Victorian reforms to deliver marriage equality for trans people 

Victorian reforms to deliver marriage equality for trans people 

Transgender Victorians may soon be able to stay married to the person they love when they change their birth certificate to reflect who they are.

The Andrews Government is set to eliminate an anomaly in Victoria’s birth certificate laws that requires anyone wishing to change their gender to be unmarried.

Transgender Victoria's Chair Brenda Appleton said, "We welcome this important reform that – if passed – will mean that trans and gender diverse Victorians will no longer have to make an impossible choice between staying married to the person they love and being legally recognised as their true gender."

This step follows the passage of marriage equality late last year, and in line with a broader trend of governments moving to ensure transgender people can access identification that reflects who they are.

"This is a welcome change that means trans and gender diverse people will be free to live as their true selves, while remaining committed to the person they fell in love with," said Anna Brown, Director of Legal Advocacy at the Human Rights Law Centre.

"It isn’t fair that some trans and gender diverse people are still waiting for full marriage equality. The community has shown their support for marriage equality, it’s time our laws did as well. All governments must reform our outdated birth certificate laws so trans and gender diverse people can live with dignity."

Currently in Victoria, people can only change the gender on their birth certificate if they’ve had surgery on their reproductive organs and are unmarried. Wholesale changes similar to those included in the failed 2016 bill are required to remove these barriers.

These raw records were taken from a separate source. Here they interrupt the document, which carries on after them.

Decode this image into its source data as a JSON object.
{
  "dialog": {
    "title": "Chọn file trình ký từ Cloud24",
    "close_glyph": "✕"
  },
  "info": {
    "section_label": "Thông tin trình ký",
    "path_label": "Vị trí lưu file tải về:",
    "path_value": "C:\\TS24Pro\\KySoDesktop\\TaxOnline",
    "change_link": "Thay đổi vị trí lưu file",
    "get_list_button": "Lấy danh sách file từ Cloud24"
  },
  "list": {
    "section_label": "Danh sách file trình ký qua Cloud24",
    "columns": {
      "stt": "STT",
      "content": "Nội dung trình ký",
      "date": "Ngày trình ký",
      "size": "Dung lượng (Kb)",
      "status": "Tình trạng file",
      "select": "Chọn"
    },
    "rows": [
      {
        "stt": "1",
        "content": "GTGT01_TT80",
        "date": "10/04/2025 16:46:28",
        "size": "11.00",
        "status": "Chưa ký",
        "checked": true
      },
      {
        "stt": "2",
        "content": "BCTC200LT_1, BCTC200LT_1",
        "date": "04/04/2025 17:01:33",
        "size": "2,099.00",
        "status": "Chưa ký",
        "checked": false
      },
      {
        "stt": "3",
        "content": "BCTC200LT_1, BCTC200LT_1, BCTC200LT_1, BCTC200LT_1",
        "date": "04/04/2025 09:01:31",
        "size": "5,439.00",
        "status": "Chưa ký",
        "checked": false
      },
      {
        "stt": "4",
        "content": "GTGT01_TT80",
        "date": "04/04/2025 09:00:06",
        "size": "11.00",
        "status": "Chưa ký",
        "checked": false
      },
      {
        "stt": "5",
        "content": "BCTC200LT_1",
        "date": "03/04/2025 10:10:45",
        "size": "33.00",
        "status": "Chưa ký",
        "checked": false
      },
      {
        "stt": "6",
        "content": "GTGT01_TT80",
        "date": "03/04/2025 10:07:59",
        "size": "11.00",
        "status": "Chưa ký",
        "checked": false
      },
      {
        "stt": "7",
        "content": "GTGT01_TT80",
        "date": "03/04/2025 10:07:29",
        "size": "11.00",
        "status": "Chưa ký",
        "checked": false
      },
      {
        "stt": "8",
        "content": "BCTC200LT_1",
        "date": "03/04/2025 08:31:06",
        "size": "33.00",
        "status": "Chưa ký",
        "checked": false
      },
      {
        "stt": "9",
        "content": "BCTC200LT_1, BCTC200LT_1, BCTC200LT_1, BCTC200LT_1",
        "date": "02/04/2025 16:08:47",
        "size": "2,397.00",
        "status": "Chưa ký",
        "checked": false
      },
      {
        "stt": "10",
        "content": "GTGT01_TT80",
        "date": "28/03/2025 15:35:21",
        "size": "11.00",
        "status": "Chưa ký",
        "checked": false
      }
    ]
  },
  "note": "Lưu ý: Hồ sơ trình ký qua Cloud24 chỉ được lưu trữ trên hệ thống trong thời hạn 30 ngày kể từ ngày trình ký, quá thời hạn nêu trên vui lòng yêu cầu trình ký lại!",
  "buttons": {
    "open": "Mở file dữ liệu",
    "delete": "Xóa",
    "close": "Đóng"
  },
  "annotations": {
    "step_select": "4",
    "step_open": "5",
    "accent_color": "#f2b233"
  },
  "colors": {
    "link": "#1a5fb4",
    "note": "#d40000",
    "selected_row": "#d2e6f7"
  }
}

"We are disappointed that other unnecessary legal barriers remain for trans and gender diverse people changing the gender marker on their birth certificates, including surgery, age restrictions, and our laws should have more options for non-binary and gender diverse people," added Ms Appleton. 

The Victorian Government attempted to pass reforms that would have removed other barriers to people accessing birth certificates in their true gender in 2016, but the bill failed to pass by one vote. This means that Victorian Government is in a different situation to other states and territories as standing orders of the parliament prevent the reintroduction of a substantially similar bill.

Victoria’s move comes after similar reforms were introduced in Queensland earlier this month, and follows South Australia and the ACT, which reformed their birth certificate laws before marriage equality was passed.

Victorian Senator Janet Rice is married to Penny, who is currently prevented from changing her birth certificate to reflect her female gender. Victorian Senator Janet Rice said, "I’m so pleased that the Victorian government has introduced this legislation. Forcing trans people to divorce their partner before they can change their birth certificates is discriminatory."

"I urge other states to remove this discrimination so that we can have full marriage equality."

"For my wife Penny and me, this means Penny will be able to affirm her gender on her birth certificate and we can stay married for many years to come."

For interviews or further information please call:

Alycia Gawthorne, Communications Officer, Human Rights Law Centre, 0425 016 380

Photo: Climate change expert Penny Whetton and her wife Senator Janet Rice